No way to calculate exact amount, as it depends on things dissolved in water. Rain water is typically rather soft and clean, so it shouldn't be a serious factor, but one never knows. In the end it is not about using calculated amount of water, but about adding acid till you get to the desired pH.

Assuming pure water and no interference to get pH of 4.5 you need sulfuric acid concentration in range of 10-5 M. Adding a single drop of the concentrated acid will probably overshoot by orders of magnitude. I would start by diluting the concentrated acid 100 times, then the volume needed to acidify the rainwater would be more manageable, in mL range. It can be still too much for precise adjustment, but then getting exact pH with just an acid (and not a buffer) is always tricky.

That is, unless I didn't make any mistakes in my math at 9 a.m.

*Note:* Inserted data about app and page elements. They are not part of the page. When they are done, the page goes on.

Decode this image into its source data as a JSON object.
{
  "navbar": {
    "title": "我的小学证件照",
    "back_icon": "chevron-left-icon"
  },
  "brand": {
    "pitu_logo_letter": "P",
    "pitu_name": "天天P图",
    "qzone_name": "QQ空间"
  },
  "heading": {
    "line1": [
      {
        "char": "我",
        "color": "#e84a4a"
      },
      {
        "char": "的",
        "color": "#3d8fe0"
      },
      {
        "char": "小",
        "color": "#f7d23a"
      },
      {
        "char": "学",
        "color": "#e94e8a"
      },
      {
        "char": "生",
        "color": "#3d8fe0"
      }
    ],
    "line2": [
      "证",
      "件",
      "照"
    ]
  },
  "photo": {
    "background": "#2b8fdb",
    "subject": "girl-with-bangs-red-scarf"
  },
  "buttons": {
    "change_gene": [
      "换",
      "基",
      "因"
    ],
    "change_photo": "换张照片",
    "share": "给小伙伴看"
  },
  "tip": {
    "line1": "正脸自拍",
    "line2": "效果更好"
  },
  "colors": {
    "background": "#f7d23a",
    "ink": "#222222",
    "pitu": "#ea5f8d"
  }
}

Well, it's not quite a single drop, but pretty close.     I filled up a gallon milk jug (Jug A) with rain water and squirted some battery acid into it.   I didn't measure anything but I estimate it was probably 3 to 5 ml worth of acid.     It dropped the pH down into the 2 range, which surprised me.     Next, I filled up 5 more gallon milk jugs but left a bit of room in them and added about a coffee cup from Jug A to each..    Ended up with a pH in each jug of about 3.8 to 4.0.

Took the jugs and filled up the watering can and watered the area around the blueberries very lightly.   I'll probably have to wait until it rains and then do it 5 to 10 more times before the soil pH drops into the 4.5 to 5 range deeper down.

We also mixed in 40 lbs of elemental sulfur granules, but that was earlier in the spring and I don't think they've had time to do their thing yet.

Thank you!